"The blizzard was so fierce that the people in the cars could actually see the level of snow rising around them. They abandoned their cars before they were trapped in them."

Despite getting low on food and without water after burst pipes brought down a bedroom ceiling, she said morale was high, with people playing pool, cards and dominoes.

"We're getting water to drink by melting snow in front of the log fire in a milk churn," she said.

Farmers were forced to throw away gallons of milk as snow prevented tankers getting to their farms, but thankfully farm livestock did not suffer too much in the freeze as most farms were well stocked with fodder.

Worst hit was a Dunkeswell farmer who lost 40 sheep before anyone could reach them.

The paper reported: "One farmer, Hugh Lyster of Higher Knapp, near Sidbury, made himself a pair of snow shoes to get around his farm.

He said: "Some of the drives were 14 feet deep. One the main road I could stand on the drifts and touch the top of telegraph poles.

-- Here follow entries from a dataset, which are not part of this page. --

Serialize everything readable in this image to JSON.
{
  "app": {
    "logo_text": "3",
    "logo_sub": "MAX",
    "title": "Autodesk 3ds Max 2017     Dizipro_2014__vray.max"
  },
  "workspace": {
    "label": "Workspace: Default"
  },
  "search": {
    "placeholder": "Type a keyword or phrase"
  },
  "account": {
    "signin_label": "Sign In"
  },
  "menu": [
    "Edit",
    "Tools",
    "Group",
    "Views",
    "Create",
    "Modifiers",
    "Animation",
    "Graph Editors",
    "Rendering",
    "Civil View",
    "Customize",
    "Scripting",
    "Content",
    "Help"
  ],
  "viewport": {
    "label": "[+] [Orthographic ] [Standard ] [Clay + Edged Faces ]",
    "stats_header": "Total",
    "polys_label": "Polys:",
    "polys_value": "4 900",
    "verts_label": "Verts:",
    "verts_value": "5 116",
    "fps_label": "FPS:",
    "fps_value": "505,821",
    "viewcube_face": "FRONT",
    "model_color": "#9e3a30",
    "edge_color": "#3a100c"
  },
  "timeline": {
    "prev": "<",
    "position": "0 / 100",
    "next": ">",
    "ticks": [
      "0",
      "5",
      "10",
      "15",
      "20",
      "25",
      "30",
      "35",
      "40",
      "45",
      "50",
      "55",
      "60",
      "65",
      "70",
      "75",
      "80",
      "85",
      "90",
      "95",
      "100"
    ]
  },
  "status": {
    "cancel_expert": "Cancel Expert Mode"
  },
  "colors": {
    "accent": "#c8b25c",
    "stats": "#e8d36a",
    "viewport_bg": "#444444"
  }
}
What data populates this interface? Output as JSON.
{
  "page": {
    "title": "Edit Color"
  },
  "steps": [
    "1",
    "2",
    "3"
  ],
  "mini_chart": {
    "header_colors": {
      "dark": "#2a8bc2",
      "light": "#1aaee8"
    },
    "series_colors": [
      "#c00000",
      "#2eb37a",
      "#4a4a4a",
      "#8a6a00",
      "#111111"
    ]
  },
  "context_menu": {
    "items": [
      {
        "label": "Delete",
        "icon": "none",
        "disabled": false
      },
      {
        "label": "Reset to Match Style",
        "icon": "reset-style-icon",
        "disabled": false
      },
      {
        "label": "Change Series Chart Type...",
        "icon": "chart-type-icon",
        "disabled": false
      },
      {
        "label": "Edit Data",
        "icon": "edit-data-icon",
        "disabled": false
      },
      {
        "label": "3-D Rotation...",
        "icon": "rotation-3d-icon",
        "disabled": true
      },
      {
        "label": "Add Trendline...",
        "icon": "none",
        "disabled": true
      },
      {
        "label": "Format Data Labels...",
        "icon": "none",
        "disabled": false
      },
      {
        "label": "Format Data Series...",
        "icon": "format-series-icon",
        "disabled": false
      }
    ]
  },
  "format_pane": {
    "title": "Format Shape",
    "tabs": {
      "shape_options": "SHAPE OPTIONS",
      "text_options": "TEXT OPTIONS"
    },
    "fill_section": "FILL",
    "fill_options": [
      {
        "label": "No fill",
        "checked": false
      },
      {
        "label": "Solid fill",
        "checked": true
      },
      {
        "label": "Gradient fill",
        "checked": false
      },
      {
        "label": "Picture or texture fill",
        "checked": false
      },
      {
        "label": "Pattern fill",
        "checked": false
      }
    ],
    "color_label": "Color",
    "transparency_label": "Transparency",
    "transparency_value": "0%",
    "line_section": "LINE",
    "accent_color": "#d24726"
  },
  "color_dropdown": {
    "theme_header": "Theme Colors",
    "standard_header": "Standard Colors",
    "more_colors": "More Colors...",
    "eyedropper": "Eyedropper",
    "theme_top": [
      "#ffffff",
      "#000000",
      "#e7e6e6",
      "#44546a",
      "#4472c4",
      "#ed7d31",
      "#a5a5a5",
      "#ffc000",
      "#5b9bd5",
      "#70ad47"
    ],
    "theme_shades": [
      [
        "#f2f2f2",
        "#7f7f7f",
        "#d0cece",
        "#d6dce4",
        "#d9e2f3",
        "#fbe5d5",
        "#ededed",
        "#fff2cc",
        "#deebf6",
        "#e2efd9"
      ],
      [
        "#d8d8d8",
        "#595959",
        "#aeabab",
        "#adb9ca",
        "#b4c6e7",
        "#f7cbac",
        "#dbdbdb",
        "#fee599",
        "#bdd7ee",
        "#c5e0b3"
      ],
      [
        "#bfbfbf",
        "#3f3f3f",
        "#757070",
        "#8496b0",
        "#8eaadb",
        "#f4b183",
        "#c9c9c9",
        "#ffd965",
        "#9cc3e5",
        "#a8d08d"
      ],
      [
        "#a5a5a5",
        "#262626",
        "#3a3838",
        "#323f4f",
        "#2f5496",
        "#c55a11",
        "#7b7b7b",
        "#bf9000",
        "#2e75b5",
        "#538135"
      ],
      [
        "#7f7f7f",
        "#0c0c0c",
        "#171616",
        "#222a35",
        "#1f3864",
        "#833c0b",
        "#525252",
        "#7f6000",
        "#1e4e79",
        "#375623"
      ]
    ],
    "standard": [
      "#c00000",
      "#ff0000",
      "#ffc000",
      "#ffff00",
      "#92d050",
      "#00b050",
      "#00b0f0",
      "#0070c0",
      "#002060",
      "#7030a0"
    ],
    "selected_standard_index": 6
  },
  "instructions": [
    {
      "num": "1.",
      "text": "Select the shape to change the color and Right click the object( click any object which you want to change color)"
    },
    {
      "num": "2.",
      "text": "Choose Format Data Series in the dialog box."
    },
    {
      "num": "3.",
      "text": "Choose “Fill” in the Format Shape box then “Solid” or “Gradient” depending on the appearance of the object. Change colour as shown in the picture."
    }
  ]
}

"One of the main problems has been that we have had to dig out the milking equipment twice a day as new snowfalls covered it."

In the same edition of the Herald a Sidford man speaks of East Devon's previous severe snowfall in 1915.

Mr R Jumeaux said: "I can remember seeing snow heaped up to cover the front doors of cottages that used to stand at the corner of High Street and Fry's Lane.

"The people had to climb through their bedroom windows to get out of doors."

* Do you remember the 1978 snowfall in Sidmouth? Contact Nostalgia: (01392) 888 502.